When we finally set off closer to ten, the skies were partly cloudy, the sea was a little bit choppy and we were looking at a headwind of 10 kn. It seemed like a perfect start for a longer stretch.
We had a couple of hours of lovely sailing, and then the wind died. When the speed dropped below 2 kn, the masterful Yanmar genoa was given an opportunity again. At the same time we were hectically looking through different wind forecasts. We deduced that the wind was 3-5 hours ahead of schedule, and that we would see better weather in a couple of hours. Time to fix lunch.
By the end of our lunch, the wind had picked up again, and we set sails again. The following 20 miles were fantastic. We tacked a little later than a Jeanneau 469, and gave them almost a mile head start. Two hours later we passed the group of gentlemen and left them standing. They obviously saw that we had a woman at the helm, since everyone came on deck and a feverish sailtrimming started. Bigger boat, more sail, good wind, and we just couldn’t keep them behind us. They had to really work for their position. Once they passes us, they were never more than two cable lengths ahead.

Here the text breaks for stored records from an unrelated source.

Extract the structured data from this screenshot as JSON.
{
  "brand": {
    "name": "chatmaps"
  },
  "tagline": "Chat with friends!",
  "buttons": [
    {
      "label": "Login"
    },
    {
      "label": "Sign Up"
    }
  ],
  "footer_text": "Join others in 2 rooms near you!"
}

So we concluded that both the Hanse 388 and it’s crew were better.
We won’t be speaking about the handicaps. Well, maybe just quickly. Both the mainsail and genoa halyards keep slipping in the clutches and if you take the rope off the winch, the sail comes down just a bit preventing proper trimming. It wouldn’t be a problem unless the lines weren’t drawn back so nicely. The main halyard and the genoa sheet come to the same winch. And even if the main sheet can be operated on both sides of the boat, it’s quite difficult when the halyards are on the winch. On top of this, the wind instruments stopped giving us exact information. They actually didn’t tell us anything. Steering by the seats of our pants, just like it should be.

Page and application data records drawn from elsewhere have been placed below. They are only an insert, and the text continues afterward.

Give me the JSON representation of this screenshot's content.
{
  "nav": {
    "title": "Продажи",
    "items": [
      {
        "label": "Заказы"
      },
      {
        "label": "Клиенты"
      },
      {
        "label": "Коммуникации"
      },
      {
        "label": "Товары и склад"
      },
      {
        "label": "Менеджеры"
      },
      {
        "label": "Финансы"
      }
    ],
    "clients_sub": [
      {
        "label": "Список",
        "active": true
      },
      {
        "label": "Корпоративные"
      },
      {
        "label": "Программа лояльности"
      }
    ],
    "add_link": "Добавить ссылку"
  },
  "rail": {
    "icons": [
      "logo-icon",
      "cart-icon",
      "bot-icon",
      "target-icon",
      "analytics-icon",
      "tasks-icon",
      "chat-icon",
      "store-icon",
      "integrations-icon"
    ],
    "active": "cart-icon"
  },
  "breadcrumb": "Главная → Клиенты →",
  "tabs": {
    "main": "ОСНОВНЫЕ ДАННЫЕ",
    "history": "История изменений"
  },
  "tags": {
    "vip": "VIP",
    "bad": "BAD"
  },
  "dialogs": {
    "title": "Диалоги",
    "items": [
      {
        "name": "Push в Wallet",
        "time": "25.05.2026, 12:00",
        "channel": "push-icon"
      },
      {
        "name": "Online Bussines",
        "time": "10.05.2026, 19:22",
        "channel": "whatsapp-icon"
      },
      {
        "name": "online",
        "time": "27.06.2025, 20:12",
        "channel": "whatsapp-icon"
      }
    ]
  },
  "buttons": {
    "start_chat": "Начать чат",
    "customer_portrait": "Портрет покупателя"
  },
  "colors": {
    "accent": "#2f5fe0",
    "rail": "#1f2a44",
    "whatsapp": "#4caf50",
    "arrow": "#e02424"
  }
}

The Jeanneau was still a little bit ahead of us at Vela Kneza in the strait leading to Korčula. They tacked and we tacked a little bit later, just enough to be able to push them. The had the right of way and could have tacked at any time. But I pushed them until their sails were flapping uselessly and then tacked out of the way. We were off like a rocket and left them in our wake. For the second time. Some sporting fun. A little bit later, they gave up and not long after that, I decided it was time to call it a day. Two miles to the marina and we lowered our sails.
Pictures and videos when the skipper has more time. It’s almost time to cast off. And we still haven’t decided, Vela Luka on Korčula or Skrivena Luka on Lastovo island.